[Opening Records section]

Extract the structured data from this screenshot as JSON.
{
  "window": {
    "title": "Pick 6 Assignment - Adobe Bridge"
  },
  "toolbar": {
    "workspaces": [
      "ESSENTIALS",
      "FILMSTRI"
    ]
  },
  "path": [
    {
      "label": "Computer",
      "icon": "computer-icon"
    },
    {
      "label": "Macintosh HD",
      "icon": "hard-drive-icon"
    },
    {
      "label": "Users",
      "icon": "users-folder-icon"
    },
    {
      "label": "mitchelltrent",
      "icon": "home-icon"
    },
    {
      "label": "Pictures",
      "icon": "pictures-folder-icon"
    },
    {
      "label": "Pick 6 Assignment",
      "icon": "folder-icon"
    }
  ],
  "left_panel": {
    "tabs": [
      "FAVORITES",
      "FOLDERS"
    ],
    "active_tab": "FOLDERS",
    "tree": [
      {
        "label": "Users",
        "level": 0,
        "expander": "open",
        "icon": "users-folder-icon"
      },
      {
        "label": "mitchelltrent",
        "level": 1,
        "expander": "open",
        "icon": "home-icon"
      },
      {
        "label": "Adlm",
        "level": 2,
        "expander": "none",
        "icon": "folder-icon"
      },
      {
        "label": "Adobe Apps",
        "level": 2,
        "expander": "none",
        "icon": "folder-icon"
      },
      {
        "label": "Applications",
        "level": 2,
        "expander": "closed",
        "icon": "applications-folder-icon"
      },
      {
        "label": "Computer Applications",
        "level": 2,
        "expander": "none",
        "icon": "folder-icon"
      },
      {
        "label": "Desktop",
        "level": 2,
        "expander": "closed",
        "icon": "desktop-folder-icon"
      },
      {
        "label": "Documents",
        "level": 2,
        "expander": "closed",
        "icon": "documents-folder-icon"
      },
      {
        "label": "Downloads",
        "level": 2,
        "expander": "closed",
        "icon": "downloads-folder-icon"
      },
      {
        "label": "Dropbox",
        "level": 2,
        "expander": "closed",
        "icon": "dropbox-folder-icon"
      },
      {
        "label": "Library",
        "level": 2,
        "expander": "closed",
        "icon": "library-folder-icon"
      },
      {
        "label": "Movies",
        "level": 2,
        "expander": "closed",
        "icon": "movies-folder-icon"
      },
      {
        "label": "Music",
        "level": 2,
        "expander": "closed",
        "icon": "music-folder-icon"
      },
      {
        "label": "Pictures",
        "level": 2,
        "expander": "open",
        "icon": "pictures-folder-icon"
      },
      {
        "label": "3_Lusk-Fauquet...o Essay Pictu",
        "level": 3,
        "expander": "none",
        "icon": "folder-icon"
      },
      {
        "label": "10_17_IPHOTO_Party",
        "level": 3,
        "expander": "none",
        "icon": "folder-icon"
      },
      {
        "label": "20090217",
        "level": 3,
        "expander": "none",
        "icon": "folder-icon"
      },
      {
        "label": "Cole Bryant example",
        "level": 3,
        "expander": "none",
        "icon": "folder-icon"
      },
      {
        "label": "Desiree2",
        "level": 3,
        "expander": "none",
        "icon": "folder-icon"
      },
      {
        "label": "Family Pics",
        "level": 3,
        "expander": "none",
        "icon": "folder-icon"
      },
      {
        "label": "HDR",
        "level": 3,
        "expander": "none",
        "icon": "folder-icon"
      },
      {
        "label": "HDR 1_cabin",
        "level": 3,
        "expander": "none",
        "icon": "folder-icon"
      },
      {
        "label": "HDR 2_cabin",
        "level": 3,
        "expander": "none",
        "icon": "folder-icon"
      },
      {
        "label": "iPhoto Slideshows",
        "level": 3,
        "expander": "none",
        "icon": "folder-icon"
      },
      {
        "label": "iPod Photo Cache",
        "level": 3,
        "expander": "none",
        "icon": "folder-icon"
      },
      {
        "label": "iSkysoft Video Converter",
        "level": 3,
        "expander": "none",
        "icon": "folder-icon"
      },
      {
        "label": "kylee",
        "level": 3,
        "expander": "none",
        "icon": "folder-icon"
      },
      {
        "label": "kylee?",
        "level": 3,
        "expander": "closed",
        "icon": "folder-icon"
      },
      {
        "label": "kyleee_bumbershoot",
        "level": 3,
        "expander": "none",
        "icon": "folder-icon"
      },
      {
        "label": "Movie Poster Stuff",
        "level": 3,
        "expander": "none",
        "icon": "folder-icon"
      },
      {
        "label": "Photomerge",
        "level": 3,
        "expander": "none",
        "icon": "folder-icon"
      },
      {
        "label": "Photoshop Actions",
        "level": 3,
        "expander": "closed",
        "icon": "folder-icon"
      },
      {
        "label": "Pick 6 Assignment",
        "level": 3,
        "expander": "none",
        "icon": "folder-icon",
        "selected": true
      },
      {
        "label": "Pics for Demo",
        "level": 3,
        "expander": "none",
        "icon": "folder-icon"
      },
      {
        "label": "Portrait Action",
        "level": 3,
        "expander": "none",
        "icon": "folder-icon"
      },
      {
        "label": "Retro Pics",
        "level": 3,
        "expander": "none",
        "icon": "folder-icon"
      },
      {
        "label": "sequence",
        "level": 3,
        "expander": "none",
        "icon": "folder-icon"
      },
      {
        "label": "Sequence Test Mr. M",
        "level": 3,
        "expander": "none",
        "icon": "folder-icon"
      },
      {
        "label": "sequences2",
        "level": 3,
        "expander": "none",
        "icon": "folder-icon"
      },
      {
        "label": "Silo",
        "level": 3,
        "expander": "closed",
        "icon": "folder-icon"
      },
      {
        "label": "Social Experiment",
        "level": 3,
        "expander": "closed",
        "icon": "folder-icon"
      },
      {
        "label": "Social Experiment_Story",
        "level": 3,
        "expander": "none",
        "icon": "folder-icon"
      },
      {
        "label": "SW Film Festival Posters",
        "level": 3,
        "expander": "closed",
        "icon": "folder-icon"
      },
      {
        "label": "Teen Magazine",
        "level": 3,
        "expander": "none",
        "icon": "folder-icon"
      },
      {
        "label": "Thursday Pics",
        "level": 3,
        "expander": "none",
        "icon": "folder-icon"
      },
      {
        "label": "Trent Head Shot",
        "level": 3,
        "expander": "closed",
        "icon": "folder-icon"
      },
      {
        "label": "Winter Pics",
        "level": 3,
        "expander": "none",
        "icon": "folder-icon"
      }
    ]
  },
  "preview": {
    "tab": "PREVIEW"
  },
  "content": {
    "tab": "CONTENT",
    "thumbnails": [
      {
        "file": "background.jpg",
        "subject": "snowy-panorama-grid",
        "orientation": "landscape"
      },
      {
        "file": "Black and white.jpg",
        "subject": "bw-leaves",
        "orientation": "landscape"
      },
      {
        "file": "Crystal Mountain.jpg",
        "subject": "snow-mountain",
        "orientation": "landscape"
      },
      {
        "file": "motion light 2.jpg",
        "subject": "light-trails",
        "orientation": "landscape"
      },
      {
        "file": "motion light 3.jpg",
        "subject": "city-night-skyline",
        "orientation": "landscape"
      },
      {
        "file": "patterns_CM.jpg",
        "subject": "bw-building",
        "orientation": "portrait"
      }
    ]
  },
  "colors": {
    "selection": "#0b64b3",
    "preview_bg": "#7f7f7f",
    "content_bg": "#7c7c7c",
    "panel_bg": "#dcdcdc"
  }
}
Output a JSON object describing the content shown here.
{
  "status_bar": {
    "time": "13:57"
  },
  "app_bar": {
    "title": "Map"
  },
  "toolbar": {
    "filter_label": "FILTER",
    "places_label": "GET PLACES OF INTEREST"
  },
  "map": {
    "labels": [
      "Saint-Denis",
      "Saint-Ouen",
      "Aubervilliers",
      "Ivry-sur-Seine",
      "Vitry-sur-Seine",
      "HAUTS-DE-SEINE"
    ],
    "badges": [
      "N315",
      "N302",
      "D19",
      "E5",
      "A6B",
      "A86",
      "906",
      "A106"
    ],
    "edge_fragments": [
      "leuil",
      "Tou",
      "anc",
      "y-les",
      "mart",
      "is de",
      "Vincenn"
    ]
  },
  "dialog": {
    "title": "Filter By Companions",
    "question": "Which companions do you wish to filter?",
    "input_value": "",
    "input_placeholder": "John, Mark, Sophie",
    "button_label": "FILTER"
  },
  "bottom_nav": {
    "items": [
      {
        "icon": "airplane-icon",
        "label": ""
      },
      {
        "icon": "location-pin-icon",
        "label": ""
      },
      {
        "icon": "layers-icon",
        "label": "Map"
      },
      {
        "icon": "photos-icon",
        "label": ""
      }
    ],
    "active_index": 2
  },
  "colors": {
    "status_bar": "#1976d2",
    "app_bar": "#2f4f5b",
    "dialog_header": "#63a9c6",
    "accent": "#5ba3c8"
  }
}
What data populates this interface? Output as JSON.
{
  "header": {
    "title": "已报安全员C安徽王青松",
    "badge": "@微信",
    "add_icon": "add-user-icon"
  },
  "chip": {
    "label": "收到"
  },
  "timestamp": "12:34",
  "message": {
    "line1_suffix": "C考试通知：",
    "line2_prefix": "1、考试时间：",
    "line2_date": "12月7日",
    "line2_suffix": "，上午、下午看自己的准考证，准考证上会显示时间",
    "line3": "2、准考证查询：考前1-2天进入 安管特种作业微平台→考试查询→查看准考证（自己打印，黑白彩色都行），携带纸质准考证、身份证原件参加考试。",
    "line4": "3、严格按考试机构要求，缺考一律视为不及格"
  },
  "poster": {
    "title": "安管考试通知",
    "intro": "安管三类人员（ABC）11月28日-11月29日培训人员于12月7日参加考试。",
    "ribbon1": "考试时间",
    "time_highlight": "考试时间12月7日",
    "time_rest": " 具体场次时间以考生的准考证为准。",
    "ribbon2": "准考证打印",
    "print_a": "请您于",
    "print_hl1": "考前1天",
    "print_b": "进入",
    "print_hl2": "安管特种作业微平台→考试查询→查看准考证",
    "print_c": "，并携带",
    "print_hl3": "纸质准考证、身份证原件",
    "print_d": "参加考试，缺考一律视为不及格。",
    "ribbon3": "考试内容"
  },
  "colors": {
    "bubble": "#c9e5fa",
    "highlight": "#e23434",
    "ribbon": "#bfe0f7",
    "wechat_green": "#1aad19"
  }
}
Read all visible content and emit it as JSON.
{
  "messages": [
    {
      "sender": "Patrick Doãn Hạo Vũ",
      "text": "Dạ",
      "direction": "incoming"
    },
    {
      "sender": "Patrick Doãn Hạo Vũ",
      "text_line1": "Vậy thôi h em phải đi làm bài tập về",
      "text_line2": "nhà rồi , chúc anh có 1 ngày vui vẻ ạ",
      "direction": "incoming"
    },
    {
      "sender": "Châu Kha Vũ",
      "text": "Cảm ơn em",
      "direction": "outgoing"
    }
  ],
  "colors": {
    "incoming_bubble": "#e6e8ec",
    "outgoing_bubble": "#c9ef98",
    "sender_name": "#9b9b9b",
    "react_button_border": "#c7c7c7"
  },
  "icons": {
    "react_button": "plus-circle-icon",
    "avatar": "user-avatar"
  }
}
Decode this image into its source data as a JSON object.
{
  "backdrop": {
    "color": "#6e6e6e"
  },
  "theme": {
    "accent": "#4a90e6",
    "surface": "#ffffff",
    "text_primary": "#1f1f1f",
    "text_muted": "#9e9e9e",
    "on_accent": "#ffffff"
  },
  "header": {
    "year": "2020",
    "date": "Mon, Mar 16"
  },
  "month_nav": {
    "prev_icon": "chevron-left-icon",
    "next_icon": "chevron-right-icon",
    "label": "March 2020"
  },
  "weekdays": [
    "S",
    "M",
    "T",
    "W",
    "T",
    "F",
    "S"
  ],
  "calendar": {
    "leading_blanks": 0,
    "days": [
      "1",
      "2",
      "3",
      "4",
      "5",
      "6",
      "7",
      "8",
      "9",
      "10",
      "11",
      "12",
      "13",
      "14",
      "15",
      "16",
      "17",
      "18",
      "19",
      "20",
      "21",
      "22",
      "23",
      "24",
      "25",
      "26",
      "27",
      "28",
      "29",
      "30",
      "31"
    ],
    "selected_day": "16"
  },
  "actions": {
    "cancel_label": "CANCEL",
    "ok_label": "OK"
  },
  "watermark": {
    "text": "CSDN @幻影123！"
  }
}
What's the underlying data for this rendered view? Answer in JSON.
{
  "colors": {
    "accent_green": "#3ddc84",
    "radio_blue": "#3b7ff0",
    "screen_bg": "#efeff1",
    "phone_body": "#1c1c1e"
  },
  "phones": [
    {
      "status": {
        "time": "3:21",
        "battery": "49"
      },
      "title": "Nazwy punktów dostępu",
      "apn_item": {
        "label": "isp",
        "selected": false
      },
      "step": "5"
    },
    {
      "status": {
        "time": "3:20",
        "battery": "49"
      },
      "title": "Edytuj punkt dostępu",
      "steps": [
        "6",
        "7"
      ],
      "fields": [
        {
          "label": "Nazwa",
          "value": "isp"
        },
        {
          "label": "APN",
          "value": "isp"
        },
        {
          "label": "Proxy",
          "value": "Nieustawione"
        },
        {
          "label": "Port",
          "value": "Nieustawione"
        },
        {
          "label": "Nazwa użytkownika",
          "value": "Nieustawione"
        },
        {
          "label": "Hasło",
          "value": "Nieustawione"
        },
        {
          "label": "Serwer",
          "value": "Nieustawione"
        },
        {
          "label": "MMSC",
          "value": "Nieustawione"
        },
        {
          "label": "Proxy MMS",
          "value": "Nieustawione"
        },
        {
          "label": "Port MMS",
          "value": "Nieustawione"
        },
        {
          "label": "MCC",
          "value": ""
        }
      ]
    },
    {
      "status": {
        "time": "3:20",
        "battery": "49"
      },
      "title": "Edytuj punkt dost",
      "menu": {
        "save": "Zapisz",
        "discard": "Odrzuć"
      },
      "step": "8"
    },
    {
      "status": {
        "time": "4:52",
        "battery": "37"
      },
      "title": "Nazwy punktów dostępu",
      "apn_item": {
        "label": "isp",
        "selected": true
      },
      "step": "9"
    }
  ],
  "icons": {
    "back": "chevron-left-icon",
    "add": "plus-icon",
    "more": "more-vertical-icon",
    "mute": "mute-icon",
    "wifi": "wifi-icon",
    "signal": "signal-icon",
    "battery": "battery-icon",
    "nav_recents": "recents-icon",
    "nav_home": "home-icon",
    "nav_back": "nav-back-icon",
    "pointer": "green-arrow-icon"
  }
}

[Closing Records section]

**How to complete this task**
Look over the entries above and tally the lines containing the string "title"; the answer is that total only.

**Output**
9